An expanded evaluation of protein function prediction methods shows an improvement in accuracy
Time line for the CAFA2 experiment
© Copyright Policy - OpenAccess
Related In: Results  -  Collection

License 1 - License 2
Show All Figures
getmorefigures.php?uid=PMC5015320&req=5

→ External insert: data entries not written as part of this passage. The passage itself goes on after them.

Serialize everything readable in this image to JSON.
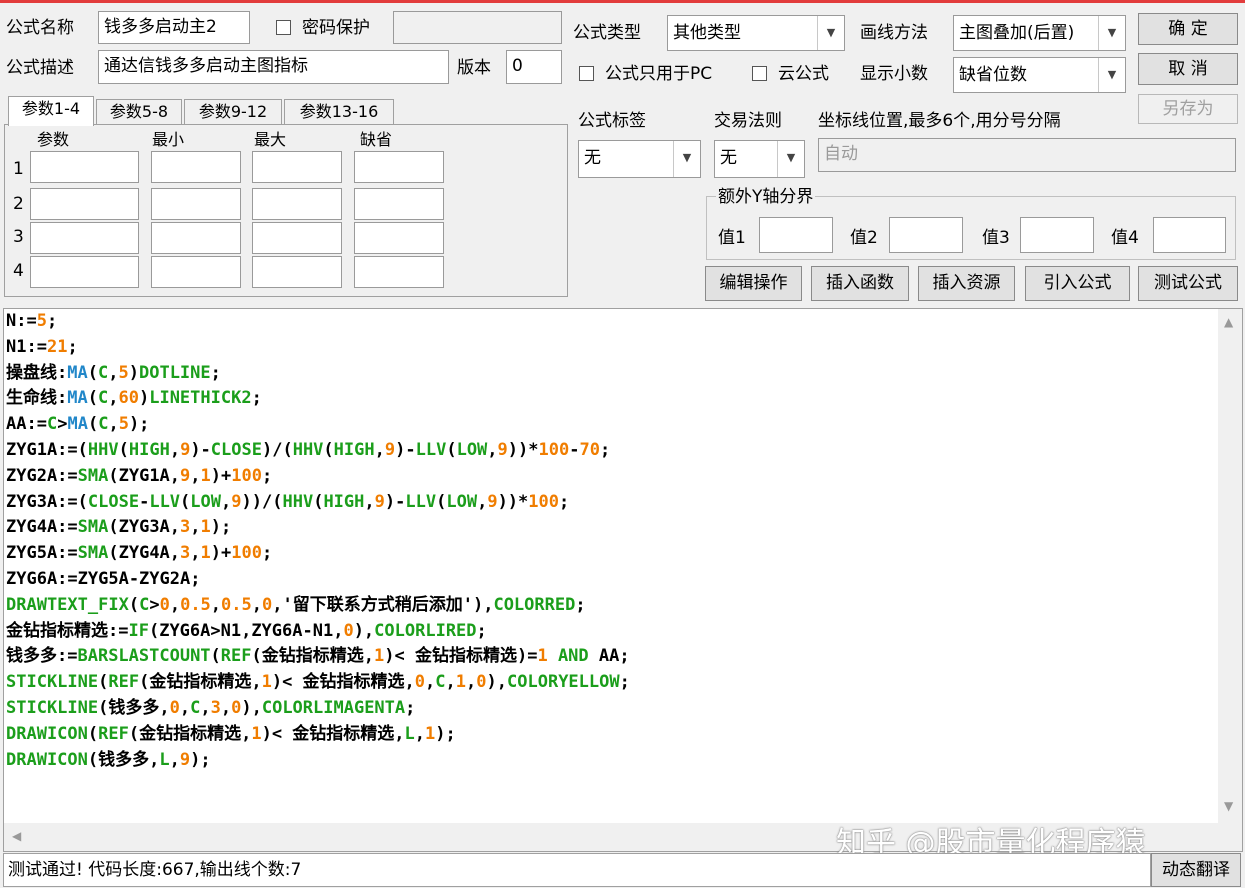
{
  "formula": {
    "name_label": "公式名称",
    "name_value": "钱多多启动主2",
    "password_label": "密码保护",
    "password_value": "",
    "desc_label": "公式描述",
    "desc_value": "通达信钱多多启动主图指标",
    "version_label": "版本",
    "version_value": "0",
    "type_label": "公式类型",
    "type_value": "其他类型",
    "draw_label": "画线方法",
    "draw_value": "主图叠加(后置)",
    "pc_only_label": "公式只用于PC",
    "cloud_label": "云公式",
    "decimals_label": "显示小数",
    "decimals_value": "缺省位数",
    "tag_label": "公式标签",
    "tag_value": "无",
    "trade_label": "交易法则",
    "trade_value": "无",
    "axis_label": "坐标线位置,最多6个,用分号分隔",
    "axis_value": "自动",
    "extra_y_label": "额外Y轴分界",
    "y_values": [
      "值1",
      "值2",
      "值3",
      "值4"
    ]
  },
  "buttons": {
    "ok": "确  定",
    "cancel": "取  消",
    "save_as": "另存为",
    "edit_ops": "编辑操作",
    "insert_func": "插入函数",
    "insert_res": "插入资源",
    "import_formula": "引入公式",
    "test_formula": "测试公式",
    "dynamic_translate": "动态翻译"
  },
  "tabs": [
    "参数1-4",
    "参数5-8",
    "参数9-12",
    "参数13-16"
  ],
  "param_headers": [
    "参数",
    "最小",
    "最大",
    "缺省"
  ],
  "param_rows": [
    "1",
    "2",
    "3",
    "4"
  ],
  "status_text": "测试通过! 代码长度:667,输出线个数:7",
  "watermark": "知乎 @股市量化程序猿_",
  "colors": {
    "keyword": "#1b9e1b",
    "function": "#2187c9",
    "number": "#f07d00",
    "accent_top": "#e23c3c"
  },
  "code_lines": [
    [
      [
        "k",
        "N:="
      ],
      [
        "o",
        "5"
      ],
      [
        "k",
        ";"
      ]
    ],
    [
      [
        "k",
        "N1:="
      ],
      [
        "o",
        "21"
      ],
      [
        "k",
        ";"
      ]
    ],
    [
      [
        "k",
        "操盘线:"
      ],
      [
        "b",
        "MA"
      ],
      [
        "k",
        "("
      ],
      [
        "g",
        "C"
      ],
      [
        "k",
        ","
      ],
      [
        "o",
        "5"
      ],
      [
        "k",
        ")"
      ],
      [
        "g",
        "DOTLINE"
      ],
      [
        "k",
        ";"
      ]
    ],
    [
      [
        "k",
        "生命线:"
      ],
      [
        "b",
        "MA"
      ],
      [
        "k",
        "("
      ],
      [
        "g",
        "C"
      ],
      [
        "k",
        ","
      ],
      [
        "o",
        "60"
      ],
      [
        "k",
        ")"
      ],
      [
        "g",
        "LINETHICK2"
      ],
      [
        "k",
        ";"
      ]
    ],
    [
      [
        "k",
        "AA:="
      ],
      [
        "g",
        "C"
      ],
      [
        "k",
        ">"
      ],
      [
        "b",
        "MA"
      ],
      [
        "k",
        "("
      ],
      [
        "g",
        "C"
      ],
      [
        "k",
        ","
      ],
      [
        "o",
        "5"
      ],
      [
        "k",
        ");"
      ]
    ],
    [
      [
        "k",
        "ZYG1A:=("
      ],
      [
        "g",
        "HHV"
      ],
      [
        "k",
        "("
      ],
      [
        "g",
        "HIGH"
      ],
      [
        "k",
        ","
      ],
      [
        "o",
        "9"
      ],
      [
        "k",
        ")-"
      ],
      [
        "g",
        "CLOSE"
      ],
      [
        "k",
        ")/("
      ],
      [
        "g",
        "HHV"
      ],
      [
        "k",
        "("
      ],
      [
        "g",
        "HIGH"
      ],
      [
        "k",
        ","
      ],
      [
        "o",
        "9"
      ],
      [
        "k",
        ")-"
      ],
      [
        "g",
        "LLV"
      ],
      [
        "k",
        "("
      ],
      [
        "g",
        "LOW"
      ],
      [
        "k",
        ","
      ],
      [
        "o",
        "9"
      ],
      [
        "k",
        "))*"
      ],
      [
        "o",
        "100"
      ],
      [
        "k",
        "-"
      ],
      [
        "o",
        "70"
      ],
      [
        "k",
        ";"
      ]
    ],
    [
      [
        "k",
        "ZYG2A:="
      ],
      [
        "g",
        "SMA"
      ],
      [
        "k",
        "(ZYG1A,"
      ],
      [
        "o",
        "9"
      ],
      [
        "k",
        ","
      ],
      [
        "o",
        "1"
      ],
      [
        "k",
        ")+"
      ],
      [
        "o",
        "100"
      ],
      [
        "k",
        ";"
      ]
    ],
    [
      [
        "k",
        "ZYG3A:=("
      ],
      [
        "g",
        "CLOSE"
      ],
      [
        "k",
        "-"
      ],
      [
        "g",
        "LLV"
      ],
      [
        "k",
        "("
      ],
      [
        "g",
        "LOW"
      ],
      [
        "k",
        ","
      ],
      [
        "o",
        "9"
      ],
      [
        "k",
        "))/("
      ],
      [
        "g",
        "HHV"
      ],
      [
        "k",
        "("
      ],
      [
        "g",
        "HIGH"
      ],
      [
        "k",
        ","
      ],
      [
        "o",
        "9"
      ],
      [
        "k",
        ")-"
      ],
      [
        "g",
        "LLV"
      ],
      [
        "k",
        "("
      ],
      [
        "g",
        "LOW"
      ],
      [
        "k",
        ","
      ],
      [
        "o",
        "9"
      ],
      [
        "k",
        "))*"
      ],
      [
        "o",
        "100"
      ],
      [
        "k",
        ";"
      ]
    ],
    [
      [
        "k",
        "ZYG4A:="
      ],
      [
        "g",
        "SMA"
      ],
      [
        "k",
        "(ZYG3A,"
      ],
      [
        "o",
        "3"
      ],
      [
        "k",
        ","
      ],
      [
        "o",
        "1"
      ],
      [
        "k",
        ");"
      ]
    ],
    [
      [
        "k",
        "ZYG5A:="
      ],
      [
        "g",
        "SMA"
      ],
      [
        "k",
        "(ZYG4A,"
      ],
      [
        "o",
        "3"
      ],
      [
        "k",
        ","
      ],
      [
        "o",
        "1"
      ],
      [
        "k",
        ")+"
      ],
      [
        "o",
        "100"
      ],
      [
        "k",
        ";"
      ]
    ],
    [
      [
        "k",
        "ZYG6A:=ZYG5A-ZYG2A;"
      ]
    ],
    [
      [
        "g",
        "DRAWTEXT_FIX"
      ],
      [
        "k",
        "("
      ],
      [
        "g",
        "C"
      ],
      [
        "k",
        ">"
      ],
      [
        "o",
        "0"
      ],
      [
        "k",
        ","
      ],
      [
        "o",
        "0.5"
      ],
      [
        "k",
        ","
      ],
      [
        "o",
        "0.5"
      ],
      [
        "k",
        ","
      ],
      [
        "o",
        "0"
      ],
      [
        "k",
        ",'留下联系方式稍后添加'),"
      ],
      [
        "g",
        "COLORRED"
      ],
      [
        "k",
        ";"
      ]
    ],
    [
      [
        "k",
        "金钻指标精选:="
      ],
      [
        "g",
        "IF"
      ],
      [
        "k",
        "(ZYG6A>N1,ZYG6A-N1,"
      ],
      [
        "o",
        "0"
      ],
      [
        "k",
        "),"
      ],
      [
        "g",
        "COLORLIRED"
      ],
      [
        "k",
        ";"
      ]
    ],
    [
      [
        "k",
        "钱多多:="
      ],
      [
        "g",
        "BARSLASTCOUNT"
      ],
      [
        "k",
        "("
      ],
      [
        "g",
        "REF"
      ],
      [
        "k",
        "(金钻指标精选,"
      ],
      [
        "o",
        "1"
      ],
      [
        "k",
        ")< 金钻指标精选)="
      ],
      [
        "o",
        "1"
      ],
      [
        "k",
        " "
      ],
      [
        "g",
        "AND"
      ],
      [
        "k",
        " AA;"
      ]
    ],
    [
      [
        "g",
        "STICKLINE"
      ],
      [
        "k",
        "("
      ],
      [
        "g",
        "REF"
      ],
      [
        "k",
        "(金钻指标精选,"
      ],
      [
        "o",
        "1"
      ],
      [
        "k",
        ")< 金钻指标精选,"
      ],
      [
        "o",
        "0"
      ],
      [
        "k",
        ","
      ],
      [
        "g",
        "C"
      ],
      [
        "k",
        ","
      ],
      [
        "o",
        "1"
      ],
      [
        "k",
        ","
      ],
      [
        "o",
        "0"
      ],
      [
        "k",
        "),"
      ],
      [
        "g",
        "COLORYELLOW"
      ],
      [
        "k",
        ";"
      ]
    ],
    [
      [
        "g",
        "STICKLINE"
      ],
      [
        "k",
        "(钱多多,"
      ],
      [
        "o",
        "0"
      ],
      [
        "k",
        ","
      ],
      [
        "g",
        "C"
      ],
      [
        "k",
        ","
      ],
      [
        "o",
        "3"
      ],
      [
        "k",
        ","
      ],
      [
        "o",
        "0"
      ],
      [
        "k",
        "),"
      ],
      [
        "g",
        "COLORLIMAGENTA"
      ],
      [
        "k",
        ";"
      ]
    ],
    [
      [
        "g",
        "DRAWICON"
      ],
      [
        "k",
        "("
      ],
      [
        "g",
        "REF"
      ],
      [
        "k",
        "(金钻指标精选,"
      ],
      [
        "o",
        "1"
      ],
      [
        "k",
        ")< 金钻指标精选,"
      ],
      [
        "g",
        "L"
      ],
      [
        "k",
        ","
      ],
      [
        "o",
        "1"
      ],
      [
        "k",
        ");"
      ]
    ],
    [
      [
        "g",
        "DRAWICON"
      ],
      [
        "k",
        "(钱多多,"
      ],
      [
        "g",
        "L"
      ],
      [
        "k",
        ","
      ],
      [
        "o",
        "9"
      ],
      [
        "k",
        ");"
      ]
    ]
  ]
}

Fig1: Time line for the CAFA2 experiment
Mentions: The time line for the second CAFA experiment followed that of the first experiment and is illustrated in Fig. 1. Briefly, CAFA2 was announced in July 2013 and officially started in September 2013, when 100,816 target sequences from 27 species were made available to the community. Teams were required to submit prediction scores within the (0,1] range for each protein–term pair they chose to predict on. The submission deadline for depositing these predictions was set for January 2014 (time point t0). We then waited until September 2014 (time point t1) for new experimental annotations to accumulate on the target proteins and assessed the performance of the prediction methods. We will refer to the set of all experimentally annotated proteins available at t0 as the training set and to a subset of target proteins that accumulated experimental annotations during (t0,t1] and used for evaluation as the benchmark set. It is important to note that the benchmark proteins and the resulting analysis vary based on the selection of time point t1. For example, a preliminary analysis of the CAFA2 experiment was provided during the Automated Function Prediction Special Interest Group (AFP-SIG) meeting at the Intelligent Systems for Molecular Biology (ISMB) conference in July 2014.Fig. 1

View Article: PubMed Central - PubMed

ABSTRACT

Background: A major bottleneck in our understanding of the molecular underpinnings of life is the assignment of function to proteins. While molecular experiments provide the most reliable annotation of proteins, their relatively low throughput and restricted purview have led to an increasing role for computational function prediction. However, assessing methods for protein function prediction and tracking progress in the field remain challenging.

Results: We conducted the second critical assessment of functional annotation (CAFA), a timed challenge to assess computational methods that automatically assign protein function. We evaluated 126 methods from 56 research groups for their ability to predict biological functions using Gene Ontology and gene-disease associations using Human Phenotype Ontology on a set of 3681 proteins from 18 species. CAFA2 featured expanded analysis compared with CAFA1, with regards to data set size, variety, and assessment metrics. To review progress in the field, the analysis compared the best methods from CAFA1 to those of CAFA2.

Conclusions: The top-performing methods in CAFA2 outperformed those from CAFA1. This increased accuracy can be attributed to a combination of the growing number of experimental annotations and improved methods for function prediction. The assessment also revealed that the definition of top-performing algorithms is ontology specific, that different performance metrics can be used to probe the nature of accurate predictions, and the relative diversity of predictions in the biological process and human phenotype ontologies. While there was methodological improvement between CAFA1 and CAFA2, the interpretation of results and usefulness of individual methods remain context-dependent.

Electronic supplementary material: The online version of this article (doi:10.1186/s13059-016-1037-6) contains supplementary material, which is available to authorized users.

No MeSH data available.